When I founded Rebellious Magazine on International Women’s Day in 2012, feminism was decidedly not the word of the year. So much so that my managing editor and I begrudgingly decided to downplay the site’s feminist identity, using the word sparingly in public descriptions, freely in internal conversations and brazenly over drinks.

People seemed at best confused and at worst turned off by this particular series of f-words, and our approach was to publish a magazine built solidly, if quietly, on feminist values. We’d publish pieces by new female writers who were too intimidated or too insulted to pitch to mainstream publications as well as stories by seasoned reporters whose newsrooms had no interest in their pieces about, dismissive hand wave, girl stuff.

We’d cover all things female, from women’s sports to motherhood, with unwavering devotion. It felt amazing.

Fast-forward four years to March of 2016, when I relaunched the site, and Feminism was Fierce. Female celebrities defiantly declared themselves feminist, and even politicians spoke matter-of-factly about their feminism as if, yes, yes, it’s been there all along. Oh, that? Yes, well, I never mentioned it before because obviously I care about women. Yes, yes, of course.

In 2016, I could make the magazine’s tagline “Undeniably Chicago. Unflinchingly Feminist.” and not worry about scaring anyone off. On the contrary, it became an asset. There were still people my age and a bit older who bristled at the word then, but over the last two years, the tables have turned, and they’re the ones afraid to speak up, hiding their confusion or revulsion except for the most private and confidential conversations.

As a Gen-Xer who started identifying as a feminist as soon as I learned what the word meant – in 1993 – I’ve watched this renaissance of feminism with a mix of hope, amusement and deep, leaden dread. Because I’ve seen this movie, and I have a really bad feeling about how it ends. It wasn’t until I was watching the Golden Globes that I was able to put words to my dread, to define it for myself in a way that escaped me before.

This resurgence, this strident, black-dress-wearing, it’s-our-time feminism smacks to me of a fad.

Like a smoky eye or the Atkins diet, this is just what women do now to fit in. We say we care about other women. We toss around words like empowerment, justice and equality because our favorite starlet told us to. We call ourselves lady bosses, we join or form women’s organizations, we march in the streets with posters with witty sayings that would make our mothers blush because we have a deep-seated Fear of Missing Out.

And because it’s cool. Because we’re expected to. Because we can’t be the ones at the party wearing last year’s gown.

If I sound angry, I AM angry. I want people to be feminists, I want feminism to be a thing, I desperately want women to take care of each other, to learn from each other, to build a better world, even if it means scrapping all of this nonsense and starting completely fucking over. I want workplaces and streets and homes and everywhere to be safe, healthy, affirming spaces for women, all women. I want us all to be free of the shit that shackles, silences and stifles us.

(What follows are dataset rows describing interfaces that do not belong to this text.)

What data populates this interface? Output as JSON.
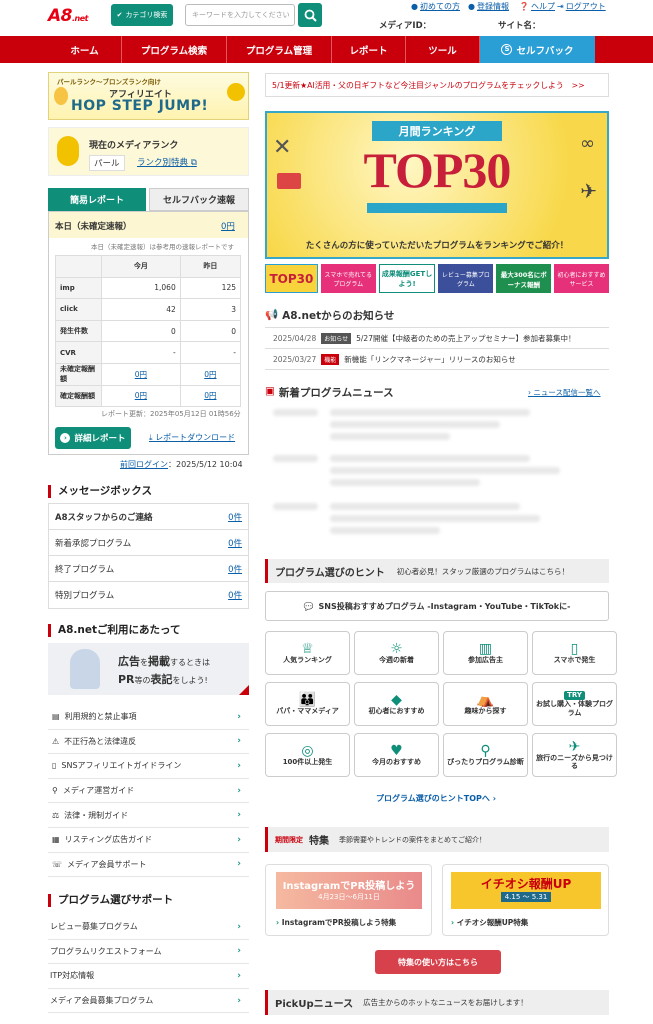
{
  "header": {
    "logo": "A8",
    "logo_suffix": ".net",
    "category_search": "カテゴリ検索",
    "keyword_placeholder": "キーワードを入力してください",
    "links": [
      "初めての方",
      "登録情報",
      "ヘルプ",
      "ログアウト"
    ],
    "media_id_label": "メディアID：",
    "site_name_label": "サイト名："
  },
  "nav": [
    "ホーム",
    "プログラム検索",
    "プログラム管理",
    "レポート",
    "ツール",
    "セルフバック"
  ],
  "left": {
    "banner_line1": "パールランク〜ブロンズランク向け",
    "banner_line2": "アフィリエイト",
    "banner_line3": "HOP STEP JUMP!",
    "rank_title": "現在のメディアランク",
    "rank_value": "パール",
    "rank_link": "ランク別特典",
    "tab_report": "簡易レポート",
    "tab_selfback": "セルフバック速報",
    "today_label": "本日（未確定速報）",
    "today_value": "0円",
    "today_note": "本日（未確定速報）は参考用の速報レポートです",
    "col_month": "今月",
    "col_yesterday": "昨日",
    "rows": [
      {
        "label": "imp",
        "month": "1,060",
        "yday": "125",
        "link": false
      },
      {
        "label": "click",
        "month": "42",
        "yday": "3",
        "link": false
      },
      {
        "label": "発生件数",
        "month": "0",
        "yday": "0",
        "link": false
      },
      {
        "label": "CVR",
        "month": "-",
        "yday": "-",
        "link": false
      },
      {
        "label": "未確定報酬額",
        "month": "0円",
        "yday": "0円",
        "link": true
      },
      {
        "label": "確定報酬額",
        "month": "0円",
        "yday": "0円",
        "link": true
      }
    ],
    "report_updated": "レポート更新：2025年05月12日 01時56分",
    "detail_btn": "詳細レポート",
    "download": "レポートダウンロード",
    "last_login_label": "前回ログイン",
    "last_login_value": "：2025/5/12 10:04",
    "msg_title": "メッセージボックス",
    "messages": [
      {
        "label": "A8スタッフからのご連絡",
        "count": "0件"
      },
      {
        "label": "新着承認プログラム",
        "count": "0件"
      },
      {
        "label": "終了プログラム",
        "count": "0件"
      },
      {
        "label": "特別プログラム",
        "count": "0件"
      }
    ],
    "use_title": "A8.netご利用にあたって",
    "pr_text_a": "広告",
    "pr_text_b": "を",
    "pr_text_c": "掲載",
    "pr_text_d": "するときは",
    "pr_text_e": "PR",
    "pr_text_f": "等の",
    "pr_text_g": "表記",
    "pr_text_h": "をしよう!",
    "use_links": [
      "利用規約と禁止事項",
      "不正行為と法律違反",
      "SNSアフィリエイトガイドライン",
      "メディア運営ガイド",
      "法律・規制ガイド",
      "リスティング広告ガイド",
      "メディア会員サポート"
    ],
    "support_title": "プログラム選びサポート",
    "support_links": [
      "レビュー募集プログラム",
      "プログラムリクエストフォーム",
      "ITP対応情報",
      "メディア会員募集プログラム"
    ]
  },
  "right": {
    "update_text": "5/1更新★AI活用・父の日ギフトなど今注目ジャンルのプログラムをチェックしよう",
    "update_arrow": ">>",
    "top_ribbon": "月間ランキング",
    "top_big": "TOP30",
    "top_sub": "たくさんの方に使っていただいたプログラムをランキングでご紹介！",
    "minibanners": [
      "TOP30",
      "スマホで売れてるプログラム",
      "成果報酬GETしよう!",
      "レビュー募集プログラム",
      "最大300名にボーナス報酬",
      "初心者におすすめサービス"
    ],
    "news_title": "A8.netからのお知らせ",
    "news": [
      {
        "date": "2025/04/28",
        "tag": "お知らせ",
        "text": "5/27開催【中級者のための売上アップセミナー】参加者募集中！"
      },
      {
        "date": "2025/03/27",
        "tag": "機能",
        "text": "新機能「リンクマネージャー」リリースのお知らせ"
      }
    ],
    "newprog_title": "新着プログラムニュース",
    "newprog_link": "ニュース配信一覧へ",
    "hint_title": "プログラム選びのヒント",
    "hint_sub": "初心者必見！スタッフ厳選のプログラムはこちら！",
    "sns_btn": "SNS投稿おすすめプログラム -Instagram・YouTube・TikTokに-",
    "hints": [
      "人気ランキング",
      "今週の新着",
      "参加広告主",
      "スマホで発生",
      "パパ・ママメディア",
      "初心者におすすめ",
      "趣味から探す",
      "お試し購入・体験プログラム",
      "100件以上発生",
      "今月のおすすめ",
      "ぴったりプログラム診断",
      "旅行のニーズから見つける"
    ],
    "hint_icons": [
      "♕",
      "☼",
      "▥",
      "▯",
      "👪",
      "◆",
      "⛺",
      "TRY",
      "◎",
      "♥",
      "⚲",
      "✈"
    ],
    "hint_top": "プログラム選びのヒントTOPへ",
    "special_tag": "期間限定",
    "special_title": "特集",
    "special_sub": "季節需要やトレンドの案件をまとめてご紹介！",
    "special1_banner": "InstagramでPR投稿しよう",
    "special1_dates": "4月23日〜6月11日",
    "special1_label": "InstagramでPR投稿しよう特集",
    "special2_banner": "イチオシ報酬UP",
    "special2_dates": "4.15 〜 5.31",
    "special2_label": "イチオシ報酬UP特集",
    "special_btn": "特集の使い方はこちら",
    "pickup_title": "PickUpニュース",
    "pickup_sub": "広告主からのホットなニュースをお届けします！"
  },
  "colors": {
    "brand_red": "#c9000c",
    "teal": "#0f8f7a",
    "blue": "#2a9fd6",
    "link": "#0b5ea8"
  }
}
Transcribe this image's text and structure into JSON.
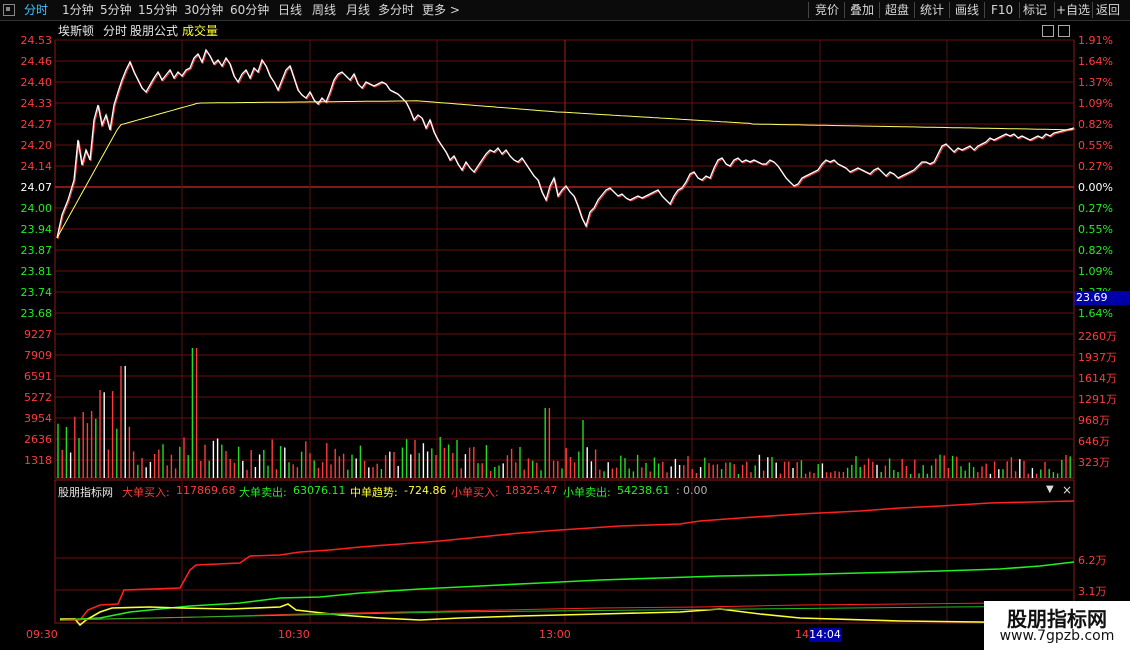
{
  "colors": {
    "up": "#ff3c3c",
    "down": "#22ee22",
    "flat": "#ffffff",
    "accent": "#3fc6ff",
    "avg_line": "#ffff66",
    "time_tag_bg": "#0000a8"
  },
  "topbar": {
    "left_tabs": [
      "分时",
      "1分钟",
      "5分钟",
      "15分钟",
      "30分钟",
      "60分钟",
      "日线",
      "周线",
      "月线",
      "多分时",
      "更多 >"
    ],
    "active": "分时",
    "right_tabs": [
      "竞价",
      "叠加",
      "超盘",
      "统计",
      "画线",
      "F10",
      "+自选",
      "标记",
      "返回"
    ]
  },
  "title": {
    "stock_name": "埃斯顿",
    "mode": "分时",
    "formula": "股朋公式",
    "overlay": "成交量"
  },
  "price_axis": {
    "left": [
      "24.53",
      "24.46",
      "24.40",
      "24.33",
      "24.27",
      "24.20",
      "24.14",
      "24.07",
      "24.00",
      "23.94",
      "23.87",
      "23.81",
      "23.74",
      "23.68"
    ],
    "right": [
      "1.91%",
      "1.64%",
      "1.37%",
      "1.09%",
      "0.82%",
      "0.55%",
      "0.27%",
      "0.00%",
      "0.27%",
      "0.55%",
      "0.82%",
      "1.09%",
      "1.37%",
      "1.64%"
    ]
  },
  "volume_axis": {
    "left": [
      "9227",
      "7909",
      "6591",
      "5272",
      "3954",
      "2636",
      "1318"
    ],
    "right": [
      "2260万",
      "1937万",
      "1614万",
      "1291万",
      "968万",
      "646万",
      "323万"
    ]
  },
  "current_price_tag": "23.69",
  "indicator": {
    "name": "股朋指标网",
    "items": [
      {
        "label": "大单买入:",
        "value": "117869.68",
        "color": "red"
      },
      {
        "label": "大单卖出:",
        "value": "63076.11",
        "color": "green"
      },
      {
        "label": "中单趋势:",
        "value": "-724.86",
        "color": "yellow"
      },
      {
        "label": "小单买入:",
        "value": "18325.47",
        "color": "red"
      },
      {
        "label": "小单卖出:",
        "value": "54238.61",
        "color": "green"
      },
      {
        "label": ":",
        "value": "0.00",
        "color": "gray"
      }
    ],
    "right_axis": [
      "6.2万",
      "3.1万"
    ]
  },
  "time_axis": [
    "09:30",
    "10:30",
    "13:00",
    "14"
  ],
  "cursor_time": "14:04",
  "watermark": {
    "site": "股朋指标网",
    "url": "www.7gpzb.com"
  }
}
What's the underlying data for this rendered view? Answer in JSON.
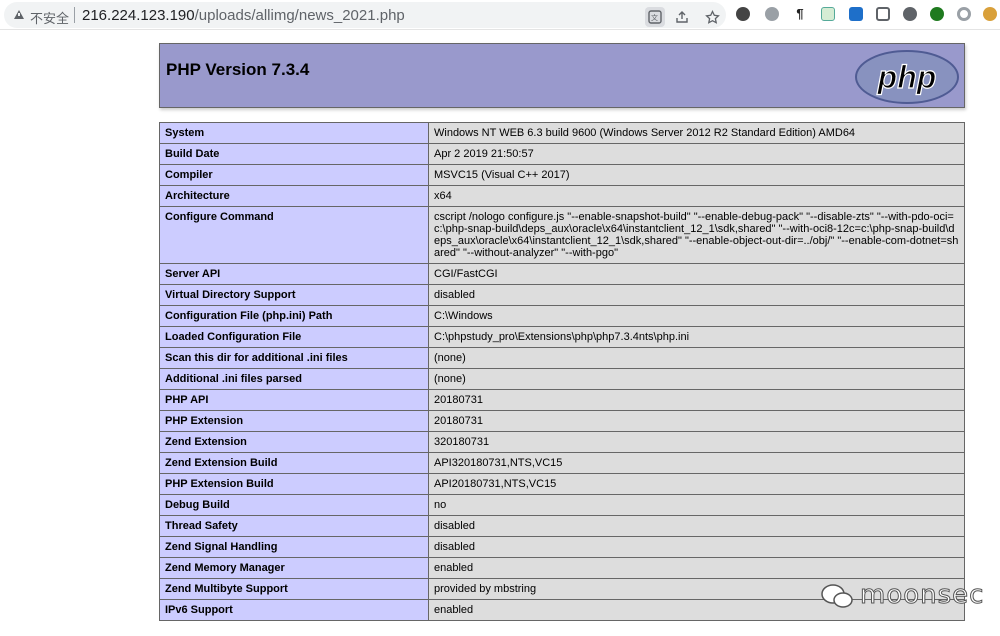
{
  "browser": {
    "security_label": "不安全",
    "url_host": "216.224.123.190",
    "url_path": "/uploads/allimg/news_2021.php",
    "toolbar_icons": [
      "translate-icon",
      "share-icon",
      "star-icon",
      "extension-icons"
    ]
  },
  "phpinfo": {
    "title": "PHP Version 7.3.4",
    "logo_text": "php",
    "rows": [
      {
        "label": "System",
        "value": "Windows NT WEB 6.3 build 9600 (Windows Server 2012 R2 Standard Edition) AMD64"
      },
      {
        "label": "Build Date",
        "value": "Apr 2 2019 21:50:57"
      },
      {
        "label": "Compiler",
        "value": "MSVC15 (Visual C++ 2017)"
      },
      {
        "label": "Architecture",
        "value": "x64"
      },
      {
        "label": "Configure Command",
        "value": "cscript /nologo configure.js \"--enable-snapshot-build\" \"--enable-debug-pack\" \"--disable-zts\" \"--with-pdo-oci=c:\\php-snap-build\\deps_aux\\oracle\\x64\\instantclient_12_1\\sdk,shared\" \"--with-oci8-12c=c:\\php-snap-build\\deps_aux\\oracle\\x64\\instantclient_12_1\\sdk,shared\" \"--enable-object-out-dir=../obj/\" \"--enable-com-dotnet=shared\" \"--without-analyzer\" \"--with-pgo\""
      },
      {
        "label": "Server API",
        "value": "CGI/FastCGI"
      },
      {
        "label": "Virtual Directory Support",
        "value": "disabled"
      },
      {
        "label": "Configuration File (php.ini) Path",
        "value": "C:\\Windows"
      },
      {
        "label": "Loaded Configuration File",
        "value": "C:\\phpstudy_pro\\Extensions\\php\\php7.3.4nts\\php.ini"
      },
      {
        "label": "Scan this dir for additional .ini files",
        "value": "(none)"
      },
      {
        "label": "Additional .ini files parsed",
        "value": "(none)"
      },
      {
        "label": "PHP API",
        "value": "20180731"
      },
      {
        "label": "PHP Extension",
        "value": "20180731"
      },
      {
        "label": "Zend Extension",
        "value": "320180731"
      },
      {
        "label": "Zend Extension Build",
        "value": "API320180731,NTS,VC15"
      },
      {
        "label": "PHP Extension Build",
        "value": "API20180731,NTS,VC15"
      },
      {
        "label": "Debug Build",
        "value": "no"
      },
      {
        "label": "Thread Safety",
        "value": "disabled"
      },
      {
        "label": "Zend Signal Handling",
        "value": "disabled"
      },
      {
        "label": "Zend Memory Manager",
        "value": "enabled"
      },
      {
        "label": "Zend Multibyte Support",
        "value": "provided by mbstring"
      },
      {
        "label": "IPv6 Support",
        "value": "enabled"
      }
    ]
  },
  "watermark": {
    "text": "moonsec"
  },
  "colors": {
    "header_bg": "#9999cc",
    "label_bg": "#ccccff",
    "value_bg": "#dddddd"
  }
}
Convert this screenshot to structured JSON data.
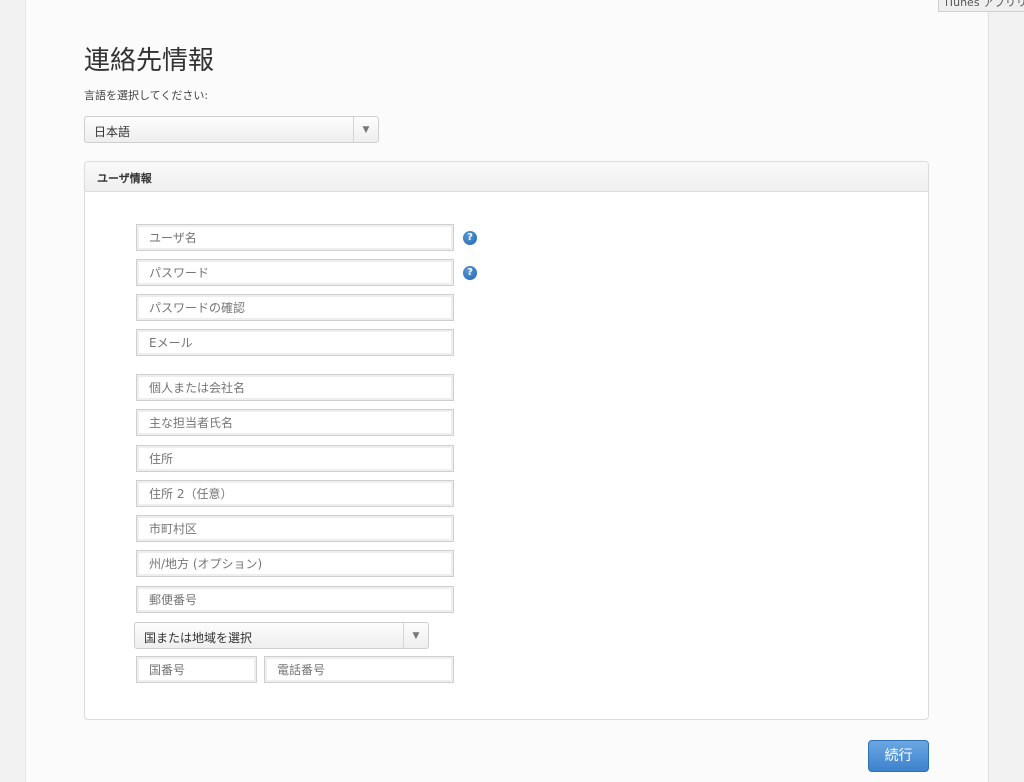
{
  "corner_tab": {
    "label": "iTunes アプリリ"
  },
  "page": {
    "title": "連絡先情報"
  },
  "language": {
    "label": "言語を選択してください:",
    "selected": "日本語"
  },
  "user_info": {
    "header": "ユーザ情報",
    "fields": {
      "username": "ユーザ名",
      "password": "パスワード",
      "password_confirm": "パスワードの確認",
      "email": "Eメール",
      "name_or_company": "個人または会社名",
      "primary_contact": "主な担当者氏名",
      "address": "住所",
      "address2": "住所 2（任意）",
      "city": "市町村区",
      "state": "州/地方 (オプション)",
      "postal_code": "郵便番号",
      "country_code": "国番号",
      "phone": "電話番号"
    },
    "country_select": {
      "selected": "国または地域を選択"
    },
    "help_icon_glyph": "?"
  },
  "actions": {
    "continue_label": "続行"
  },
  "icons": {
    "dropdown_arrow": "▼"
  },
  "colors": {
    "accent": "#3d82cc",
    "help_icon": "#1e63b0"
  }
}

But I want it to mean something. I want it to be sustainable. I want the sense that women throwing around those feminist buzzwords understand what they mean and what it means to mean them. I want girl power, but I want it to be powerful.

Because fad feminism can’t survive. Feminism built on platitudes will crumble the second it’s no longer in fashion.

If you didn’t grow up or come of age believing in your heart and head in the power and importance of women, how likely is it that you’ll keep fighting this fight when you no longer have anyone to tell you what to think? What will you say about women’s rights when actresses and big-name activists aren’t feeding you your lines? Will you continue to stand up for other women even when no one is looking?

Because this shit is hard. There are too many people who don’t want us to win. They put the glass ceiling there for a reason. To keep us down, to keep us quiet, to have someone to boss around, to make feel small and subservient and second-class. They turn our bodies into objects because it works for them. This fight has been going on far too long for it to be easy.

For too many, the allure of this shiny object will fade, and they’ll move on. People’s attention spans are too short, our aversion to hard things too strong for this feminist chick flick to end well. My fear is that the happiest ending we can hope for is Thelma & Louise holding hands as they punch it into the abyss rather than Offred stepping off into a new life.

When it happens, when this widespread turning of heads away from feminism and women’s rights goes down, I can only hope that there will be enough of us still standing for the strides we make to matter. I hope enough women will be changed forever by this period of time and will never again question why we need women’s spaces, will never again sniff that feminists hate men, will hold on to this solidarity and sisterhood. I hope that those of us with children are raising feminist kids who will keep this spirit alive because they don’t know life any other way.

I also hope with all of the Rebelliousness within me that I’m wrong. I hope that when Rebellious Magazine celebrates its anniversary 10, 20, 30 years from now, feminism is a fact, and not just a fad.

Karen Hawkins is the Founder and Rebelle in Chief of Rebellious Magazine. She is a recovering mainstream media reporter and editor who wants to thank her former boss for naming the online magazine she's...